Congress officially enacted the holiday in 1955, during former President Dwight Eisenhower's term in office, and former President Barack Obama celebrated it as recently as 2016.
This information is readily available for all to see, as even the laziest Google search will show. Unfortunately, this is the era of Trump, and knee-jerk reactionaryism reigns supreme.
"Donald Trump tries to revive a Red Scare holiday. Seriously," MSBNC's Joy Ann Reid said this weekend as she linked to a Daily Beast article.
Her remarks are amusing considering the article she circulated ends with this line, "Former President Barack Obama also proclaimed May 1 as Loyalty Day in 2016."
Teen Vogue's Lauren Duca added elsewhere, "Authoritarianism has jumped the shark."
"This 'Loyalty Day' thing has got to be a joke, right?" asked the Young Turks' John Ladarola
And so on.
It's also another tool to build a cult of personality that doesn't question Trump's "legitimacy" or "authority." #loyaltyday #resist https://t.co/5RIkwMmvzf— Dr. DaShanne Stokes (@DaShanneStokes) April 30, 2017
Like every president since 1955, Trump marked May 1 of this year for "Loyalty Day."
"As one Nation, we will always stand strong against the threats of terrorism and lawlessness.
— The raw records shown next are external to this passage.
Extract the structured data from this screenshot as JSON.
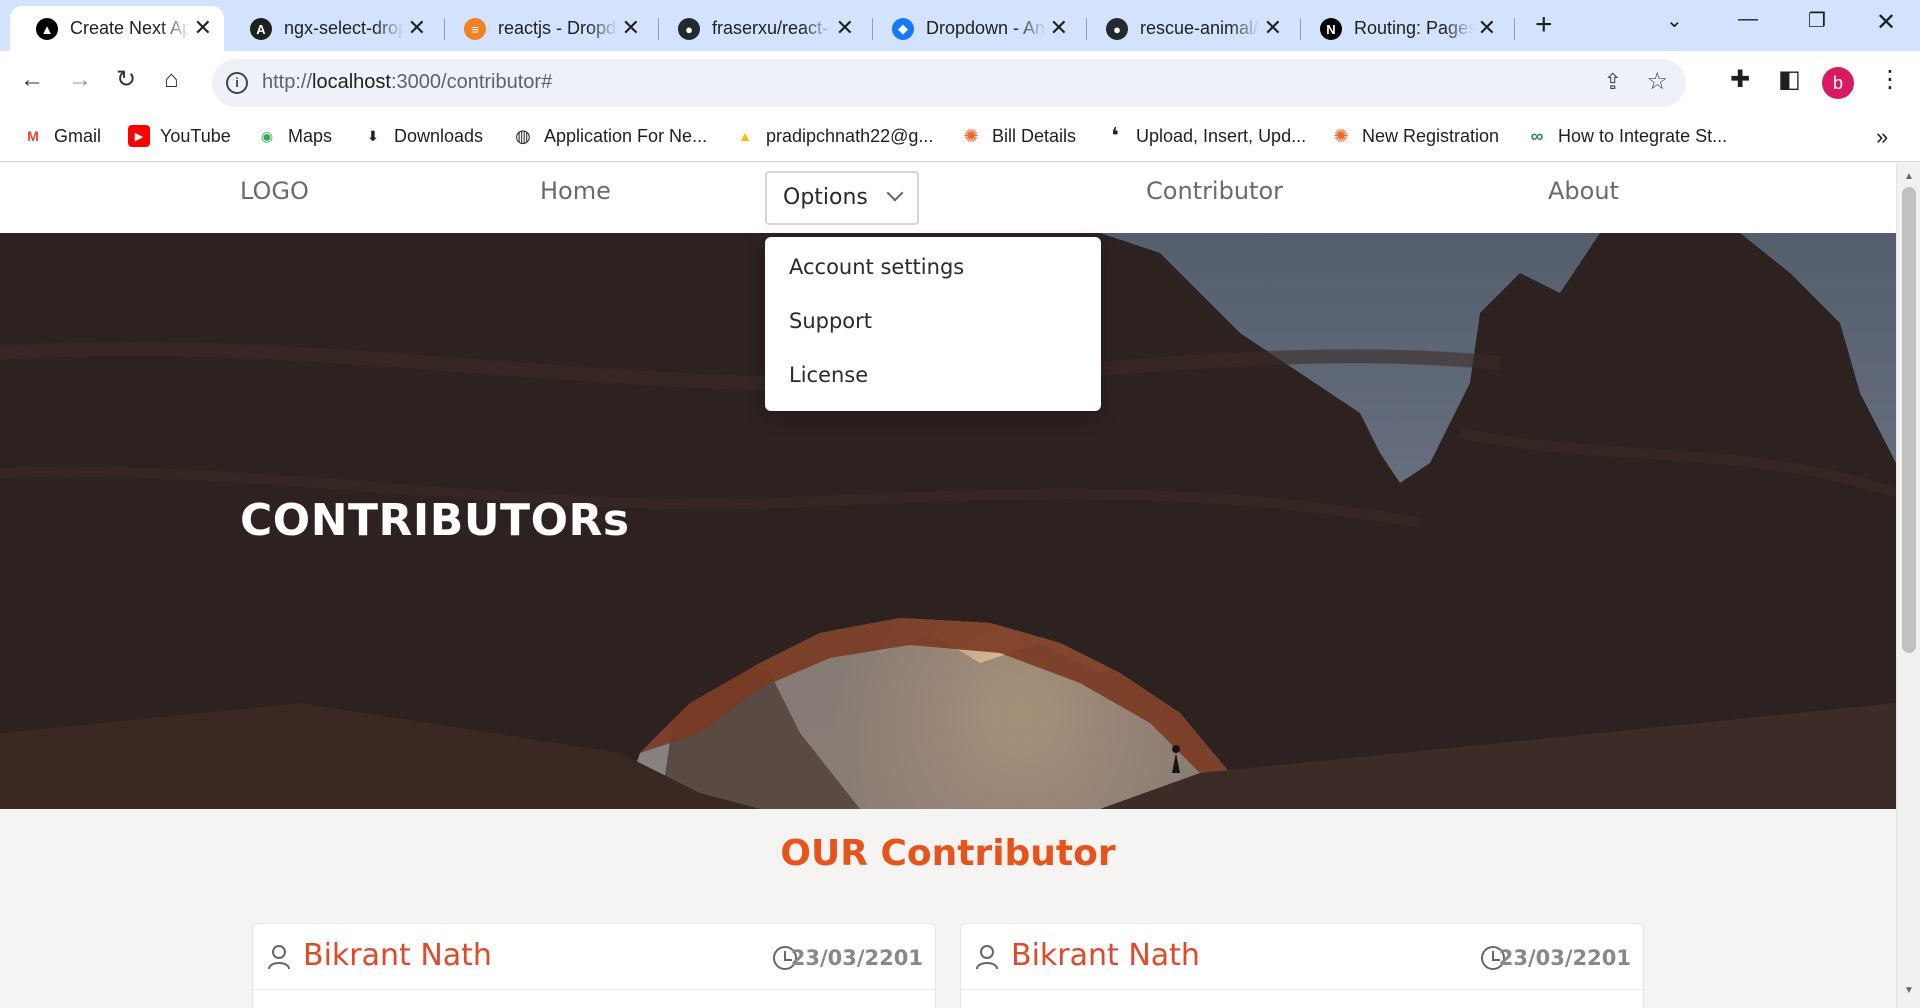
{
  "browser": {
    "tabs": [
      {
        "title": "Create Next App",
        "icon": "triangle-logo-icon",
        "color": "#000000",
        "glyph": "▲"
      },
      {
        "title": "ngx-select-dropdown",
        "icon": "angular-icon",
        "color": "#1f1f1f",
        "glyph": "A"
      },
      {
        "title": "reactjs - Dropdown",
        "icon": "stackoverflow-icon",
        "color": "#f48024",
        "glyph": "≡"
      },
      {
        "title": "fraserxu/react-",
        "icon": "github-icon",
        "color": "#24292f",
        "glyph": "●"
      },
      {
        "title": "Dropdown - Ant",
        "icon": "antd-icon",
        "color": "#1677ff",
        "glyph": "◆"
      },
      {
        "title": "rescue-animal/",
        "icon": "github-icon",
        "color": "#24292f",
        "glyph": "●"
      },
      {
        "title": "Routing: Pages",
        "icon": "nextjs-icon",
        "color": "#000000",
        "glyph": "N"
      }
    ],
    "url_prefix": "http://",
    "url_host": "localhost",
    "url_rest": ":3000/contributor#",
    "profile_initial": "b",
    "bookmarks": [
      {
        "label": "Gmail",
        "icon": "gmail-icon",
        "color": "#ea4335",
        "glyph": "M"
      },
      {
        "label": "YouTube",
        "icon": "youtube-icon",
        "color": "#ff0000",
        "glyph": "▶"
      },
      {
        "label": "Maps",
        "icon": "maps-icon",
        "color": "#34a853",
        "glyph": "◉"
      },
      {
        "label": "Downloads",
        "icon": "download-icon",
        "color": "#1f1f1f",
        "glyph": "⬇"
      },
      {
        "label": "Application For Ne...",
        "icon": "globe-icon",
        "color": "#1f1f1f",
        "glyph": "◍"
      },
      {
        "label": "pradipchnath22@g...",
        "icon": "google-drive-icon",
        "color": "#fbbc04",
        "glyph": "▲"
      },
      {
        "label": "Bill Details",
        "icon": "sun-logo-icon",
        "color": "#f26522",
        "glyph": "✺"
      },
      {
        "label": "Upload, Insert, Upd...",
        "icon": "quote-logo-icon",
        "color": "#1f1f1f",
        "glyph": "❛"
      },
      {
        "label": "New Registration",
        "icon": "sun-logo-icon",
        "color": "#f26522",
        "glyph": "✺"
      },
      {
        "label": "How to Integrate St...",
        "icon": "link-logo-icon",
        "color": "#2e8b57",
        "glyph": "∞"
      }
    ]
  },
  "site": {
    "nav": {
      "logo": "LOGO",
      "home": "Home",
      "options": "Options",
      "contributor": "Contributor",
      "about": "About"
    },
    "dropdown": [
      "Account settings",
      "Support",
      "License"
    ],
    "hero_title": "CONTRIBUTORs",
    "section_title": "OUR Contributor",
    "cards": [
      {
        "name": "Bikrant Nath",
        "date": "23/03/2201"
      },
      {
        "name": "Bikrant Nath",
        "date": "23/03/2201"
      }
    ]
  },
  "colors": {
    "accent_orange": "#e6541c",
    "name_red": "#e04a28",
    "tabbar": "#d3e3fd"
  }
}
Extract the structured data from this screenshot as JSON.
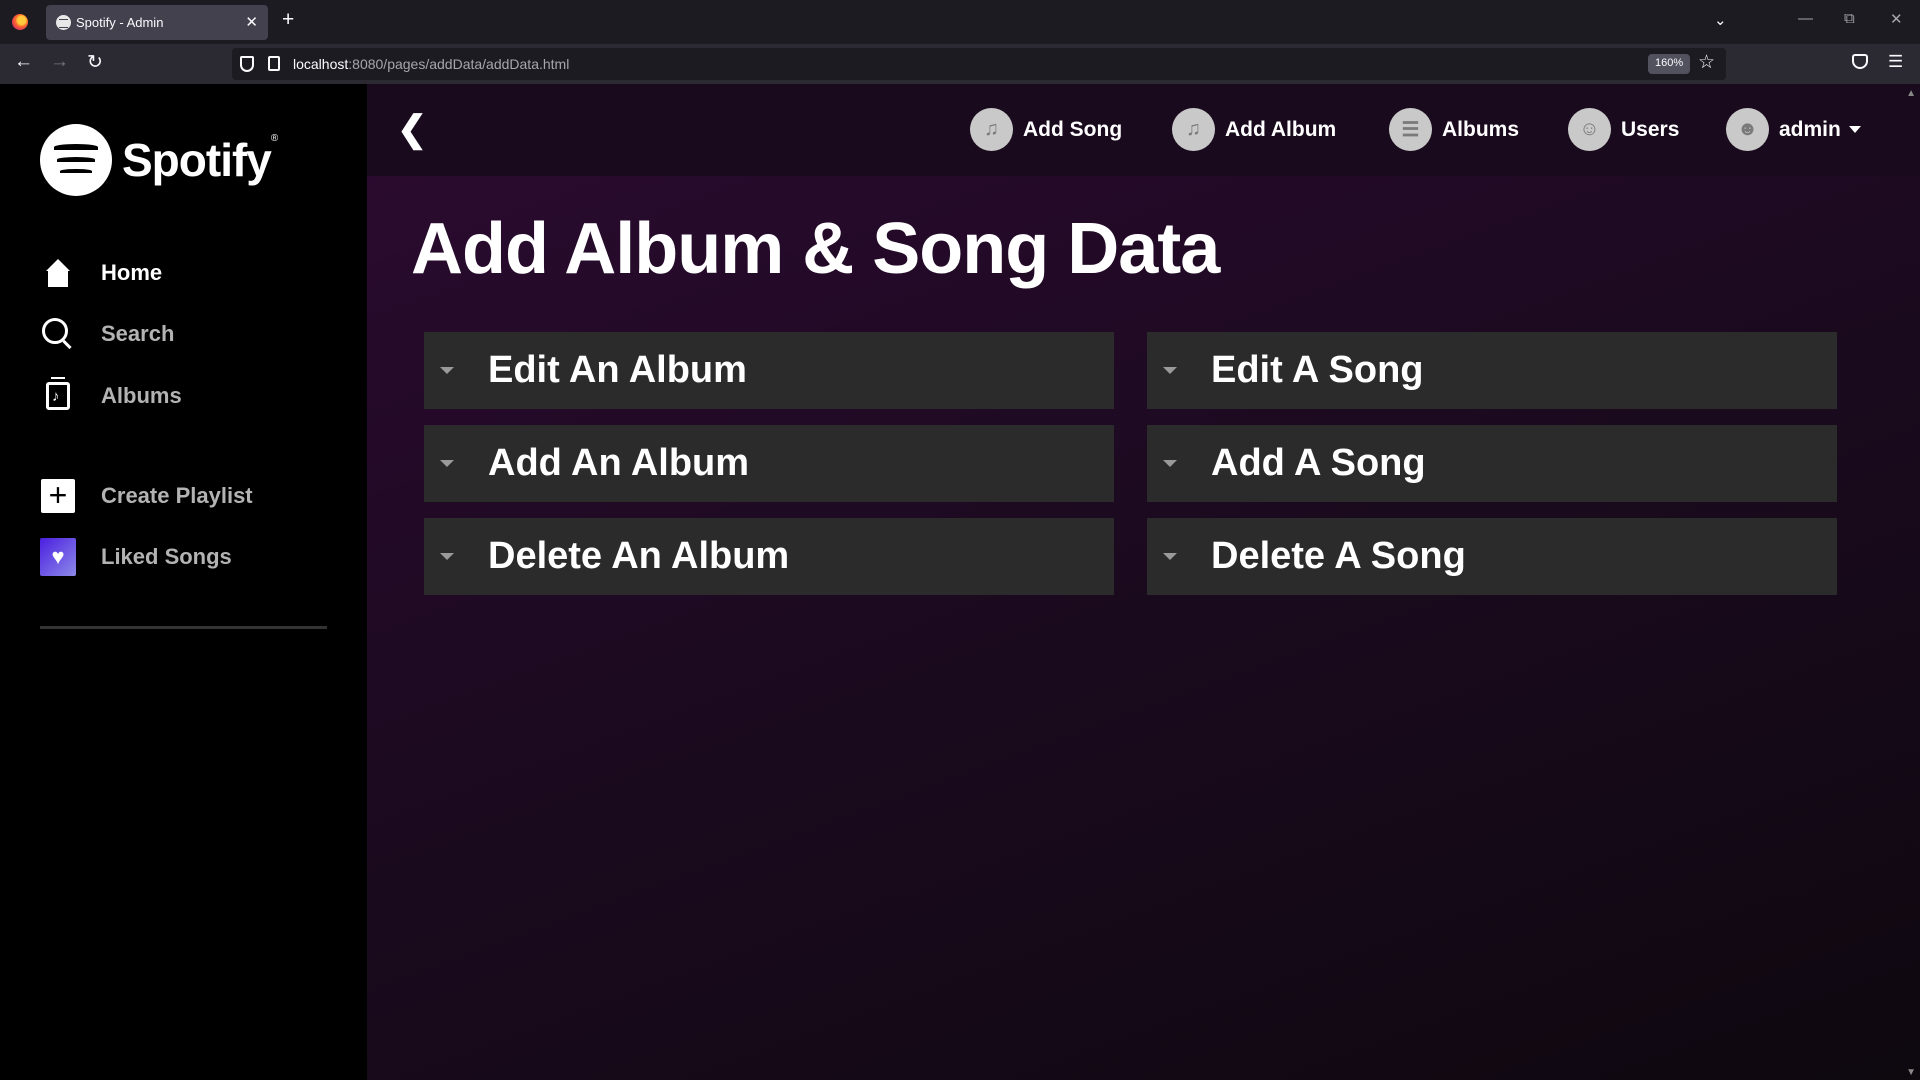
{
  "browser": {
    "tab_title": "Spotify - Admin",
    "tab_close": "✕",
    "new_tab": "+",
    "url_host": "localhost",
    "url_rest": ":8080/pages/addData/addData.html",
    "zoom": "160%"
  },
  "sidebar": {
    "brand": "Spotify",
    "brand_mark": "®",
    "nav": [
      {
        "label": "Home",
        "icon": "home-icon"
      },
      {
        "label": "Search",
        "icon": "search-icon"
      },
      {
        "label": "Albums",
        "icon": "albums-icon"
      }
    ],
    "library": [
      {
        "label": "Create Playlist",
        "icon": "plus-icon"
      },
      {
        "label": "Liked Songs",
        "icon": "heart-icon"
      }
    ]
  },
  "topbar": {
    "back": "❮",
    "links": [
      {
        "label": "Add Song",
        "icon": "add-song-icon"
      },
      {
        "label": "Add Album",
        "icon": "add-album-icon"
      },
      {
        "label": "Albums",
        "icon": "albums-list-icon"
      },
      {
        "label": "Users",
        "icon": "users-icon"
      }
    ],
    "user": "admin"
  },
  "main": {
    "title": "Add Album & Song Data",
    "album_panels": [
      "Edit An Album",
      "Add An Album",
      "Delete An Album"
    ],
    "song_panels": [
      "Edit A Song",
      "Add A Song",
      "Delete A Song"
    ]
  }
}
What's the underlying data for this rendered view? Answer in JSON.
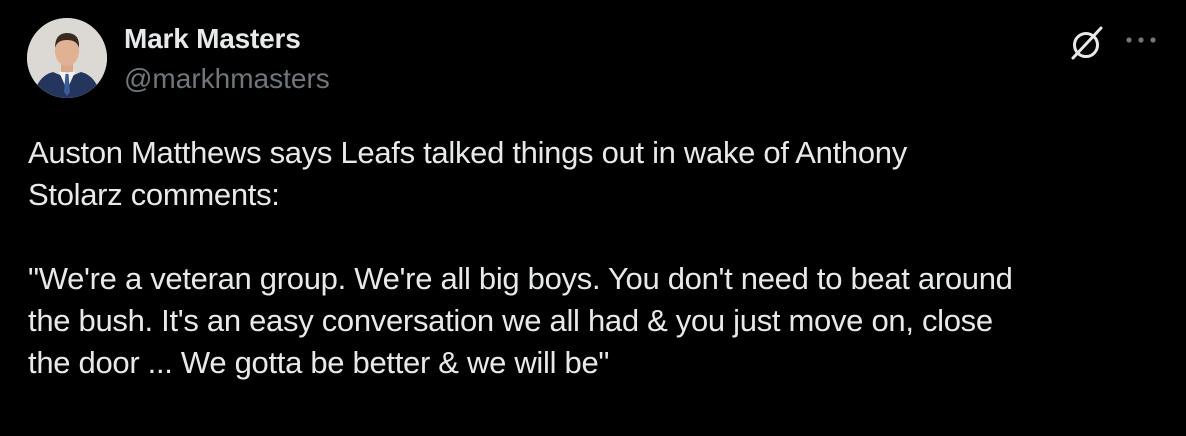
{
  "author": {
    "display_name": "Mark Masters",
    "handle": "@markhmasters",
    "avatar_icon": "user-avatar-photo"
  },
  "header_icons": {
    "grok": "grok-icon",
    "more": "more-options-icon"
  },
  "tweet": {
    "text": "Auston Matthews says Leafs talked things out in wake of Anthony\nStolarz comments:\n\n\"We're a veteran group. We're all big boys. You don't need to beat around\nthe bush. It's an easy conversation we all had & you just move on, close\nthe door ... We gotta be better & we will be\""
  },
  "colors": {
    "background": "#000000",
    "primary_text": "#e7e9ea",
    "secondary_text": "#71767b"
  }
}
The loyalty of our citizenry sends a clear signal to our allies and enemies that the United States will never yield from our way of life," the White House proclamation declared.
"Through the Department of Defense and other national security agencies, we are working to destroy ISIS, and to secure for all Americans the liberty terrorists seek to extinguish. We humbly thank our brave service members and veterans who have worn our Nation's uniform — from the American Revolution to the present day," it added.
Though presidents since 1955 have celebrated "Loyalty Day," their proclamations have varied over the years.
"Whereas the prime requisite for retaining our freedom is unswerving devotion to the liberties embodied in our Constitution; and whereas it is fitting that a special day be set aside for solemn re-evaluation of those priceless gifts of freedom which are our heritage, to the end that we may stimulate and renew that high sense of patriotism which has signalized our glorious history as a Nation," read Eisenhower's message 62 years ago.
Reagan's 1981 proclamation read, ""One of the great treasures of America is the unity of its people. No nation is composed of citizens with such diverse cultural, racial and religious backgrounds as is the United States of America."
"And while the unique contributions of each segment of our population are important, the significant fact remains that each of us, whatever background, remains loyal to the Nation and to the ideals of freedom for which it stands," it added.
The Cold War-era holiday is not new, it's not insidious and it's not a Trump creation. Google is your friend.